How to complete this task
Among the lines of the records, please find those that contain the word "header" and copy them.

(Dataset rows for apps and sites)
=== Section Start ===

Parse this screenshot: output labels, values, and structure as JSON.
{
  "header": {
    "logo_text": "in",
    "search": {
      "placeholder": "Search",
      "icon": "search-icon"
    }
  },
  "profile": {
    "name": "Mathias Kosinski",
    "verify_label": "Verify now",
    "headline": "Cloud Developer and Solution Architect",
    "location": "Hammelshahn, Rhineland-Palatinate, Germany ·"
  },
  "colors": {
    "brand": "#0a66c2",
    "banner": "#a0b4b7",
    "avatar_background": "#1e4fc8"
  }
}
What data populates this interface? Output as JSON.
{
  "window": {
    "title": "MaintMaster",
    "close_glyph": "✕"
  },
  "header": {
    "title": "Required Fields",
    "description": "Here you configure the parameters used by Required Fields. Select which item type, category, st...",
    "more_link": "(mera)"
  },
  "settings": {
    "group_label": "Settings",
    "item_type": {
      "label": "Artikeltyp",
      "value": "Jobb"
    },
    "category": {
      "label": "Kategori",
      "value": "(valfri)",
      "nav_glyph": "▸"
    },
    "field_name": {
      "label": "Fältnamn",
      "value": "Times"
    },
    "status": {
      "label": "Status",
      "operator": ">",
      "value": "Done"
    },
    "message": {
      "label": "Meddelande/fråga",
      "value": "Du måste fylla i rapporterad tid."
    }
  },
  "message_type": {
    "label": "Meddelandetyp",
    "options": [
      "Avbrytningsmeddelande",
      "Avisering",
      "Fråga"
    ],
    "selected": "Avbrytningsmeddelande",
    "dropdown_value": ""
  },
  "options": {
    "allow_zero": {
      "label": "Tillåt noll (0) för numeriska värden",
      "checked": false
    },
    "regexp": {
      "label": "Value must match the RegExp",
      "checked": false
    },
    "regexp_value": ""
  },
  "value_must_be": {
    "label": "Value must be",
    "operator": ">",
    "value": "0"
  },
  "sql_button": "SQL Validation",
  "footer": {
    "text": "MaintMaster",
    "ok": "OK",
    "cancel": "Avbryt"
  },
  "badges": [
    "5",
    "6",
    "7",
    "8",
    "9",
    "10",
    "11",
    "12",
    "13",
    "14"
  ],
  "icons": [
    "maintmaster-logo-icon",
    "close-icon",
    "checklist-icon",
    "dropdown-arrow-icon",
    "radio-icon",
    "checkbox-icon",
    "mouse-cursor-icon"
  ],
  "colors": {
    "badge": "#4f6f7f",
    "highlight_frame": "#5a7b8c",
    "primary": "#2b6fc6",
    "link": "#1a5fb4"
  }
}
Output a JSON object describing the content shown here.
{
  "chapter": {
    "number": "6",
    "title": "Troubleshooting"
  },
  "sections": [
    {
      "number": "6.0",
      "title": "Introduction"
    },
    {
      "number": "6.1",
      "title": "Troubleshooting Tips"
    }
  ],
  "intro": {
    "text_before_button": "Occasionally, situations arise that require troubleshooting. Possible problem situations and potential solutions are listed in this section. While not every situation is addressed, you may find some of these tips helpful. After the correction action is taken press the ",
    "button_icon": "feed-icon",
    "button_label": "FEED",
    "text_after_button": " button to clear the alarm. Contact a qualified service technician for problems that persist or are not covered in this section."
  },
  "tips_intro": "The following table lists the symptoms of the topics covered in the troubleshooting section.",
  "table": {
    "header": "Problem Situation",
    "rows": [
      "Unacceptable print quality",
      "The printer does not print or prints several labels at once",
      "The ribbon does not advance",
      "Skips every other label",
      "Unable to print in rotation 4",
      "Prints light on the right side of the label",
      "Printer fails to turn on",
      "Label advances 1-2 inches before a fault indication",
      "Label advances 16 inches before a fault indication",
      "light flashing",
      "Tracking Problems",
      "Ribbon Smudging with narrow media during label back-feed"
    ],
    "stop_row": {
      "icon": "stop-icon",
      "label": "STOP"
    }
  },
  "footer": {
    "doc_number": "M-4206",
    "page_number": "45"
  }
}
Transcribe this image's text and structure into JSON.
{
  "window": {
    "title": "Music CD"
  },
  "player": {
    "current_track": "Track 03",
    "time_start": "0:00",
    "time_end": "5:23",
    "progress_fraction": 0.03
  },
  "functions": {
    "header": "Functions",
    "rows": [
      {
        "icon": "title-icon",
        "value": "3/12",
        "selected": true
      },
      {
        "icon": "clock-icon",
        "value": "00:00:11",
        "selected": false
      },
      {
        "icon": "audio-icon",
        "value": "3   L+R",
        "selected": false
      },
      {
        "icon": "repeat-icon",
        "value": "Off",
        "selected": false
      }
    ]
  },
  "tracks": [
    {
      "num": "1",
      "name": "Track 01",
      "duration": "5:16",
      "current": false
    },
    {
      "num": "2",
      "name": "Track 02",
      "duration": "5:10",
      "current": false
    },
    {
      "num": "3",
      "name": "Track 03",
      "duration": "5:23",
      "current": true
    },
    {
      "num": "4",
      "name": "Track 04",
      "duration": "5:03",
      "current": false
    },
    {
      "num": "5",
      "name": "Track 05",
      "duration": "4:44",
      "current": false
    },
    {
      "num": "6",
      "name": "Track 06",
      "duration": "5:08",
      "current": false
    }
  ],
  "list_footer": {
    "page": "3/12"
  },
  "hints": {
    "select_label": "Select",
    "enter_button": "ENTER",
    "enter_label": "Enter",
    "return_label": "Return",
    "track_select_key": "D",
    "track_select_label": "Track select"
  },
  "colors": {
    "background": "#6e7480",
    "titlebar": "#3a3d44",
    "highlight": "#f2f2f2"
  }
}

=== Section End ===

Exercise output
  "header": {
  "header": {
    "header": "Problem Situation",
    "header": "Functions",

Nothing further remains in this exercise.